Pro tip: If your child has a hard time coming up with a time they felt an emotion, share your experience with them! They love hearing our stories and it’ll give them time to think!

The best method to teach emotions through reading are:

  1. Ask how the characters of the story are feeling
  2. Follow up with how they know that character is feeling a specific emotion
  3. Ask them about a time in their life when they felt that emotion

A character’s emotion is what drives a story

Many stories are driven through a character’s emotions. No matter the story, you will see one character either sad, upset, joyful, or even scared. Let your child notice these emotions in the story!

Knowing how to identify an emotion

It is very important that our children know how to identify emotions. It is actually one of the best ways to learn about emotion management is recognizing how one is feeling. Your child could identify emotions through expressions! Maybe the main character is happy because your child notices the wide smile across their face. The main character could also be angry because their face is red and they have furrowed eyebrows! 

Your child could also identify emotions through actions a character does. For example, maybe if a character is scared they have a fearful look on their face and they are shivering. Maybe this character is hiding behind a wall or in a closet.

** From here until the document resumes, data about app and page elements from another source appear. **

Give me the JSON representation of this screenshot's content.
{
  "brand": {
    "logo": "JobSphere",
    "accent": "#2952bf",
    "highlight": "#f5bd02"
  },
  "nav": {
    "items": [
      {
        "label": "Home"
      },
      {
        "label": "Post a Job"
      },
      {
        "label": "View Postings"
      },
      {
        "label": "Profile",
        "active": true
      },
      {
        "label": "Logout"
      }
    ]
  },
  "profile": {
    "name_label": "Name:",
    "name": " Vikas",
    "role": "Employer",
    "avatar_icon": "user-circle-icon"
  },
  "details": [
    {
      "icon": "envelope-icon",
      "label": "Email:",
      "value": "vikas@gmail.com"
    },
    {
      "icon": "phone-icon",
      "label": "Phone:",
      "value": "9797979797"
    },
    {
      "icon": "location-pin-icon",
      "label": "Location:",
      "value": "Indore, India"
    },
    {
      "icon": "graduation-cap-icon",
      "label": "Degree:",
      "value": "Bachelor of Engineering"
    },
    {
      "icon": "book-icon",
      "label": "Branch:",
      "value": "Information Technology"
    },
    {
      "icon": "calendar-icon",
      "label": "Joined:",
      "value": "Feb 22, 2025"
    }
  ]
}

Another way to identify emotions is through verbal interaction. If a character in the story is angry they could be yelling at someone or breaking an object. If a character is very happy maybe they are humming a song or skipping around!

After you have identified emotions within the story it’s time to ask your child when they have felt those emotions.

It’s very simple to ask your child. Let’s use the example of happiness. Ask your child these questions.

  1. When have you felt happy?
  2. Why were you happy?
  3. What do you do when you are happy?
Now you might think happiness might actually be a great emotion overall and that your child needs to be happy 24/7. That is not entirely true. As we’ve pointed out in the beginning, all emotions are important for your child and are natural.

What if you want to identify anger

  1. When and why have you felt angry?
  2. What do you do when you are angry?
  3. What calms you down?

Or how about sadness?

  1. When and why have you felt sad?
  2. What do you do when you are sad?
  3. What makes you feel better?

Notice on bullet point three for both anger and sadness that we point out how to calm ourselves down after feeling such strong emotions. This is where most of the “management” part of emotion management comes in. It’s 100% okay to feel these emotions and we as parents need to emphasize that to our children. 

In fact, there are multiple ways to destress after feeling such emotions. Here are a couple of suggestions…

Another pro tip: Find what your child loves to do! What they do can be a source of mindfulness for them.
  1. Meditation! There are many videos on YouTube just for children.
  2. Drawing, just plain doodling can help distract the mind.
  3. Taking a walk, being around nature can always be calming for many people.
  4. Listening to music. 
  5. Try out our free animal poses yoga cards online! 
  6. Reading a book!

The possibilities are endless! There is no right or wrong way when it comes to relaxing. As a parent, it’s encouraged to help your child find what they like so they have a source to help deal with their emotions.

However, the most important way is to also talk it out with someone. 

As parents, we should be a source of emotional support for our children through their ups and downs.

Even if your child may feel reluctant to share with you, as parents, just letting them know they have a shoulder to lean on helps open so many doors for your child. This will also help nurture them because once they grow up, hopefully, they have an adult they can trust by their side when they need someone to talk to.

Emotion-management important to a child’s wellbeing

If a child cannot communicate their emotions properly they will have a hard time interacting with other people and also containing all those buried emotions deep inside of themselves. Hopefully, this article has helped you gain some tips on how to be emotionally aware and open with your child.

How to Develop a Child’s Emotional Intelligence by Reading